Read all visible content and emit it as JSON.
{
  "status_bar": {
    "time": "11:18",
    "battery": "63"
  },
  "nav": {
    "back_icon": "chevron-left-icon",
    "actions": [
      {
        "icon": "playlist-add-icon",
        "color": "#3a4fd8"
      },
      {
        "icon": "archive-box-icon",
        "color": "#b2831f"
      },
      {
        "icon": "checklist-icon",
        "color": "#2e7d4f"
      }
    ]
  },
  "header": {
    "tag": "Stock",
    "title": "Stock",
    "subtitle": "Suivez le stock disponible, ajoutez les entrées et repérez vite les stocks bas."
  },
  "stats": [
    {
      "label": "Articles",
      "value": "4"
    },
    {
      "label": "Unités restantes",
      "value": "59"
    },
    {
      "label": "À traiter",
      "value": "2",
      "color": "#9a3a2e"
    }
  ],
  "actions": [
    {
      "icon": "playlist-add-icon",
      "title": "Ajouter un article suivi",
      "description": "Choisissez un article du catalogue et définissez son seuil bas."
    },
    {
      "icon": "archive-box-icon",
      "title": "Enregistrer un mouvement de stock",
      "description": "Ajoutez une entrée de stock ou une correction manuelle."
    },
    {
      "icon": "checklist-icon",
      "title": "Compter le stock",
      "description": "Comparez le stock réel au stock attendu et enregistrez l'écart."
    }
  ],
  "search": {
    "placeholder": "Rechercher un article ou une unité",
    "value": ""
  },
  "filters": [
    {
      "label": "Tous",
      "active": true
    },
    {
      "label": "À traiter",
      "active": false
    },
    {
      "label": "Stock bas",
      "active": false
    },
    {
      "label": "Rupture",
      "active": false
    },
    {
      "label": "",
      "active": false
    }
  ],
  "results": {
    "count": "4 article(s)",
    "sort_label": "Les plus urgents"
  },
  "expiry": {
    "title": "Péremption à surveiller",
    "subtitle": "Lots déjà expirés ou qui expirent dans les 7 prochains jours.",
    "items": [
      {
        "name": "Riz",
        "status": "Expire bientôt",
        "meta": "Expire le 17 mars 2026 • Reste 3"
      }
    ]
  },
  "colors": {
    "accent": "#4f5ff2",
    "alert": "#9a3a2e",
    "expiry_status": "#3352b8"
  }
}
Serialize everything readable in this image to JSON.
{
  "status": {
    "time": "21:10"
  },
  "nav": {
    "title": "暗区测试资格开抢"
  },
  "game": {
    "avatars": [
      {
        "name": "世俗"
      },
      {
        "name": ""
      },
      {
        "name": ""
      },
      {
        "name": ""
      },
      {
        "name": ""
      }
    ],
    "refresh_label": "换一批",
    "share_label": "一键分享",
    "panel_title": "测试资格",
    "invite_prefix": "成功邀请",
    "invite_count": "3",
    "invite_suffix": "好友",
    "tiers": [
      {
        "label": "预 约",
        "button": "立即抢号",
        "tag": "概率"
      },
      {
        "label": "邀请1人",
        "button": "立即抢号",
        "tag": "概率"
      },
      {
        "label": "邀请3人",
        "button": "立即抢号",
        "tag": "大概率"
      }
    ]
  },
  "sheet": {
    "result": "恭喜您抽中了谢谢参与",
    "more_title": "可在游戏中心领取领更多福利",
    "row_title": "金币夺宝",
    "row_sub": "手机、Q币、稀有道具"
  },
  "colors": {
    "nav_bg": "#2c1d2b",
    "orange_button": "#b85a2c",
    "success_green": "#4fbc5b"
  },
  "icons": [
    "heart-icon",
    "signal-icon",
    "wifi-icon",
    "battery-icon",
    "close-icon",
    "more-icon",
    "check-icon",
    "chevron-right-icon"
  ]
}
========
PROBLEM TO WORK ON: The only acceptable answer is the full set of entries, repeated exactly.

ANSWER SPACE:
Read all visible content and emit it as JSON.
{
  "status_bar": {
    "time": "11:18",
    "battery": "63"
  },
  "nav": {
    "back_icon": "chevron-left-icon",
    "actions": [
      {
        "icon": "playlist-add-icon",
        "color": "#3a4fd8"
      },
      {
        "icon": "archive-box-icon",
        "color": "#b2831f"
      },
      {
        "icon": "checklist-icon",
        "color": "#2e7d4f"
      }
    ]
  },
  "header": {
    "tag": "Stock",
    "title": "Stock",
    "subtitle": "Suivez le stock disponible, ajoutez les entrées et repérez vite les stocks bas."
  },
  "stats": [
    {
      "label": "Articles",
      "value": "4"
    },
    {
      "label": "Unités restantes",
      "value": "59"
    },
    {
      "label": "À traiter",
      "value": "2",
      "color": "#9a3a2e"
    }
  ],
  "actions": [
    {
      "icon": "playlist-add-icon",
      "title": "Ajouter un article suivi",
      "description": "Choisissez un article du catalogue et définissez son seuil bas."
    },
    {
      "icon": "archive-box-icon",
      "title": "Enregistrer un mouvement de stock",
      "description": "Ajoutez une entrée de stock ou une correction manuelle."
    },
    {
      "icon": "checklist-icon",
      "title": "Compter le stock",
      "description": "Comparez le stock réel au stock attendu et enregistrez l'écart."
    }
  ],
  "search": {
    "placeholder": "Rechercher un article ou une unité",
    "value": ""
  },
  "filters": [
    {
      "label": "Tous",
      "active": true
    },
    {
      "label": "À traiter",
      "active": false
    },
    {
      "label": "Stock bas",
      "active": false
    },
    {
      "label": "Rupture",
      "active": false
    },
    {
      "label": "",
      "active": false
    }
  ],
  "results": {
    "count": "4 article(s)",
    "sort_label": "Les plus urgents"
  },
  "expiry": {
    "title": "Péremption à surveiller",
    "subtitle": "Lots déjà expirés ou qui expirent dans les 7 prochains jours.",
    "items": [
      {
        "name": "Riz",
        "status": "Expire bientôt",
        "meta": "Expire le 17 mars 2026 • Reste 3"
      }
    ]
  },
  "colors": {
    "accent": "#4f5ff2",
    "alert": "#9a3a2e",
    "expiry_status": "#3352b8"
  }
}
Serialize everything readable in this image to JSON.
{
  "status": {
    "time": "21:10"
  },
  "nav": {
    "title": "暗区测试资格开抢"
  },
  "game": {
    "avatars": [
      {
        "name": "世俗"
      },
      {
        "name": ""
      },
      {
        "name": ""
      },
      {
        "name": ""
      },
      {
        "name": ""
      }
    ],
    "refresh_label": "换一批",
    "share_label": "一键分享",
    "panel_title": "测试资格",
    "invite_prefix": "成功邀请",
    "invite_count": "3",
    "invite_suffix": "好友",
    "tiers": [
      {
        "label": "预 约",
        "button": "立即抢号",
        "tag": "概率"
      },
      {
        "label": "邀请1人",
        "button": "立即抢号",
        "tag": "概率"
      },
      {
        "label": "邀请3人",
        "button": "立即抢号",
        "tag": "大概率"
      }
    ]
  },
  "sheet": {
    "result": "恭喜您抽中了谢谢参与",
    "more_title": "可在游戏中心领取领更多福利",
    "row_title": "金币夺宝",
    "row_sub": "手机、Q币、稀有道具"
  },
  "colors": {
    "nav_bg": "#2c1d2b",
    "orange_button": "#b85a2c",
    "success_green": "#4fbc5b"
  },
  "icons": [
    "heart-icon",
    "signal-icon",
    "wifi-icon",
    "battery-icon",
    "close-icon",
    "more-icon",
    "check-icon",
    "chevron-right-icon"
  ]
}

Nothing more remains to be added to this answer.